William Du Bois Duddell and the “Singing Arc”(1899)
Before Thomas Alva Edison invented the electric light bulb electric street lighting was in wide use in Europe. A carbon arc lamp provided light by creating a spark between two carbon nodes which would then separate, creating a phase. The problem with this method of lighting, apart from the dullness of the light and inefficient use of electricity was a constant humming noise from the arc. The British physicist William Duddell was appointed to solve the problem in London in 1899 and during his experiments found that by varying the voltage supplied to the lamps he could create controllable audible frequencies
By attaching a keyboard to the arc lamps he created one of the first electronic instruments and the first electronic instrument that was audible without using the telephone system as an amplifier/speaker. When Duddell exhibited his invention to the London institution of Electrical Engineers it was noticed that arc lamps on the same circuit in other buildings also played music from Duddell’s machine this generated speculation that music delivered over the lighting network could be created. Duddell didn’t capitalise on his discovery and didn’t even file a patent for his instrument.
A similar method of tuning appliance can be seen below.
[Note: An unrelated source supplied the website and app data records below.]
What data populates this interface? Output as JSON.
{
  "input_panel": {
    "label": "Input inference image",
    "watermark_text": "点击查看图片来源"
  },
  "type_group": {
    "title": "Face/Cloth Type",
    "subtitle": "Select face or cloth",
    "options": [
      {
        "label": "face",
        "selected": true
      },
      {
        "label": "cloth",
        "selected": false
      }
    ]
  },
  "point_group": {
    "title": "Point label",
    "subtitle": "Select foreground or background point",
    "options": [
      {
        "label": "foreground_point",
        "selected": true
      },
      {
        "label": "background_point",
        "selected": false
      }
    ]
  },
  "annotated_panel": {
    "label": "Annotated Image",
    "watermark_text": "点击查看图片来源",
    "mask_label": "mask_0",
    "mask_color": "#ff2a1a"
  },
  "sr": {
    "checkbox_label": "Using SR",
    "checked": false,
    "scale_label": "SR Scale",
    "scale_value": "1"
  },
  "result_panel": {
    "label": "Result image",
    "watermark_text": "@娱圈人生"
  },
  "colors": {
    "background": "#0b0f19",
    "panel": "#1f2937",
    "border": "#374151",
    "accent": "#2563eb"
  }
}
When reducing the current supplied to a fridge (normally at 50hz from 220v.) one can trace different notes. Only ranging a few notes difference in the modification of 100volts (less than half its power supply), the pitch of a fridge can best be heard by means of contrast in the presence of a second pitch. In this manner, to create a 12 tone fridge instrument would be impossible. At a low voltage (around 70 volts) the given fridge engine would turn itself off. This threshold varies from fridge to fridge.
Commonly thought of as unwanted sound, some people enjoy and rely upon the mesmerising sounds of appliance such as a fridge in order to sleep.
Spread and Decline
The Austrian musician Arnold Schoenberg had devised many techniques for what he had termed ‘The Emancipation of Dissonance’ achieved primarily through atonality, or serial music, a technique whereby a composer would arrange all twelve pitches in a piece, having to exhaust all tones before returning to the original note. This actively denies a sense of resolution and results in a position autonomous of scale.
The word “atonality” later became a negative term to describe and to condemn music in which chords were organized with no apparent coherence. Riots erupted at both Austrian premieres of his two string quartets in 1905 and 1908. Such experiences led him often to feel persecuted by a public that could not understand his music. In later Nazi Germany, atonal music was discredited as degenerate music (Entartete Musik).
An earlier piece Verklärte Nacht (Transfigured Night, 1899) was written for string sextet in the chromatic tradition of Wagner’s Tristan. As an Opera Trista had already stretched tonality to its limits.